When the mortgage crisis hit, many people thought that it couldn’t take down the entire economy and bring about recession. They were wrong.
So I have no way of knowing just how much damage the subprime bubble in used car loans is going to do. It could be less traumatic than the crash of 2008. But it could also be much worse as far as I know.
Auto loans to people with tarnished credit have risen more than 130 percent in the five years since the immediate aftermath of the financial crisis, with roughly one in four new auto loans last year going to borrowers considered subprime — people with credit scores at or below 640.
The explosive growth is being driven by some of the same dynamics that were at work in subprime mortgages. A wave of money is pouring into subprime autos, as the high rates and steady profits of the loans attract investors. Just as Wall Street stoked the boom in mortgages, some of the nation’s biggest banks and private equity firms are feeding the growth in subprime auto loans by investing in lenders and making money available for loans.
And, like subprime mortgages before the financial crisis, many subprime auto loans are bundled into complex bonds and sold as securities by banks to insurance companies, mutual funds and public pension funds — a process that creates ever-greater demand for loans.
The list of problems includes outright fraud—though the story backs off from that direct language, choosing instead to write, “In some cases […] the tactics veer toward outright fraud.”
The worst thing about this report is that, even when offering helpful information about the coming storm, it still refuses to acknowledge how politics has made this happen.
“It appears that investors have not learned the lessons of Lehman Brothers and continue to chase risky subprime-backed bonds,” said Mark T. Williams, a former bank examiner with the Federal Reserve.
Excuse me? The lesson of Lehman Brothers was that no financial institution would ever be permitted to go bankrupt again. Any lesson that could have been learned from it was deliberately squashed by Hank Paulson and Ben Bernanke.
In addition to the subprime bubble in auto loans, we also have signs of another mortgage crisis brewing.

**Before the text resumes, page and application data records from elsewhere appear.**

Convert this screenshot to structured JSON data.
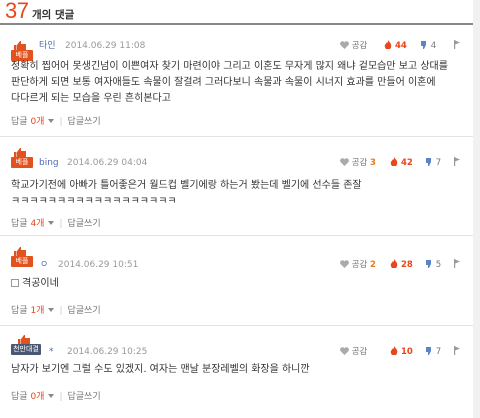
{
  "header": {
    "count": "37",
    "title": "개의 댓글"
  },
  "labels": {
    "like": "공감",
    "reply": "답글",
    "write_reply": "답글쓰기"
  },
  "colors": {
    "accent": "#e8461b",
    "author": "#4f6bb1",
    "badge_best": "#e2521e",
    "badge_other": "#4a5873"
  },
  "comments": [
    {
      "badge": "베플",
      "author": "타인",
      "date": "2014.06.29 11:08",
      "like_count": "",
      "hot_count": "44",
      "dislike_count": "4",
      "text": "정확히 찝어어 못생긴넘이 이쁜여자 찾기 마련이야 그리고 이혼도 무자게 많지 왜냐 겉모습만 보고 상대를 판단하게 되면 보통 여자애들도 속물이 잘걸려 그러다보니 속물과 속물이 시너지 효과를 만들어 이혼에 다다르게 되는 모습을 우린 흔히본다고",
      "reply_count": "0개"
    },
    {
      "badge": "베플",
      "author": "bing",
      "date": "2014.06.29 04:04",
      "like_count": "3",
      "hot_count": "42",
      "dislike_count": "7",
      "text": "학교가기전에 아빠가 틀어좋은거 월드컵 벨기에랑 하는거 봤는데 벨기에 선수들 존잘 ㅋㅋㅋㅋㅋㅋㅋㅋㅋㅋㅋㅋㅋㅋㅋㅋㅋㅋ",
      "reply_count": "4개"
    },
    {
      "badge": "베플",
      "author": "ㅇ",
      "date": "2014.06.29 10:51",
      "like_count": "2",
      "hot_count": "28",
      "dislike_count": "5",
      "text": "격공이네",
      "reply_count": "1개"
    },
    {
      "badge": "천만대결",
      "author": "*",
      "date": "2014.06.29 10:25",
      "like_count": "",
      "hot_count": "10",
      "dislike_count": "7",
      "text": "남자가 보기엔 그럴 수도 있겠지. 여자는 맨날 분장레벨의 화장을 하니깐",
      "reply_count": "0개"
    }
  ]
}
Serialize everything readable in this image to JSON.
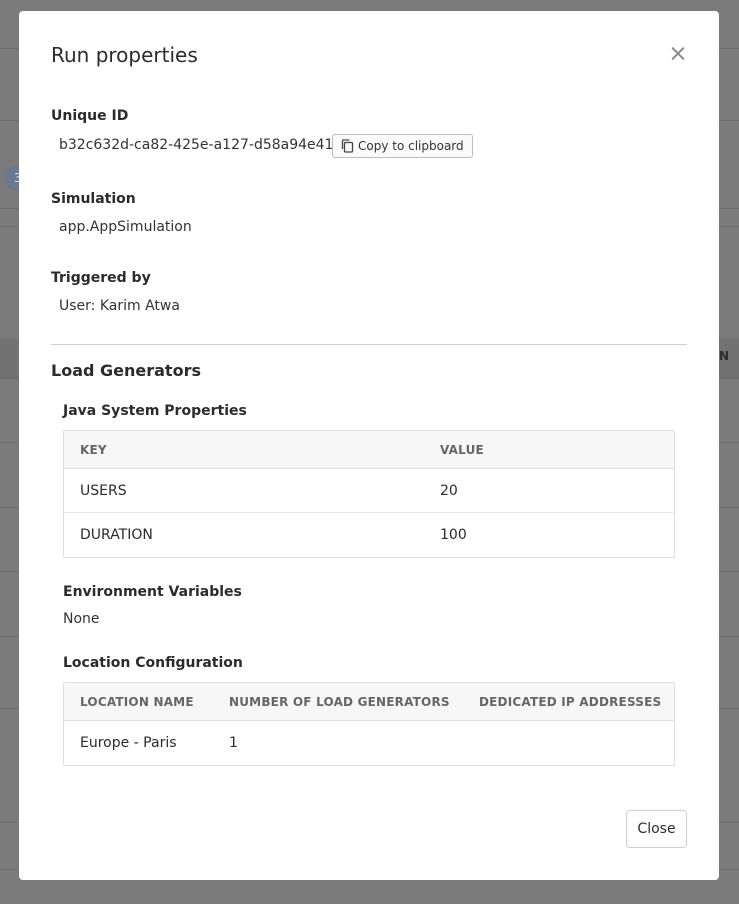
{
  "modal": {
    "title": "Run properties",
    "unique_id_label": "Unique ID",
    "unique_id": "b32c632d-ca82-425e-a127-d58a94e411cd",
    "copy_label": "Copy to clipboard",
    "simulation_label": "Simulation",
    "simulation": "app.AppSimulation",
    "triggered_by_label": "Triggered by",
    "triggered_by": "User: Karim Atwa",
    "load_generators_title": "Load Generators",
    "java_props_label": "Java System Properties",
    "java_props": {
      "columns": [
        "KEY",
        "VALUE"
      ],
      "rows": [
        [
          "USERS",
          "20"
        ],
        [
          "DURATION",
          "100"
        ]
      ]
    },
    "env_vars_label": "Environment Variables",
    "env_vars_value": "None",
    "location_label": "Location Configuration",
    "location": {
      "columns": [
        "LOCATION NAME",
        "NUMBER OF LOAD GENERATORS",
        "DEDICATED IP ADDRESSES"
      ],
      "rows": [
        [
          "Europe - Paris",
          "1",
          ""
        ]
      ]
    },
    "close_button": "Close"
  },
  "background": {
    "avatar_initial": "3",
    "edge_text": "N"
  },
  "icons": {
    "close": "close-icon",
    "copy": "copy-icon"
  }
}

With our incredible levels of debt, there are many ways the entire system could go into crisis.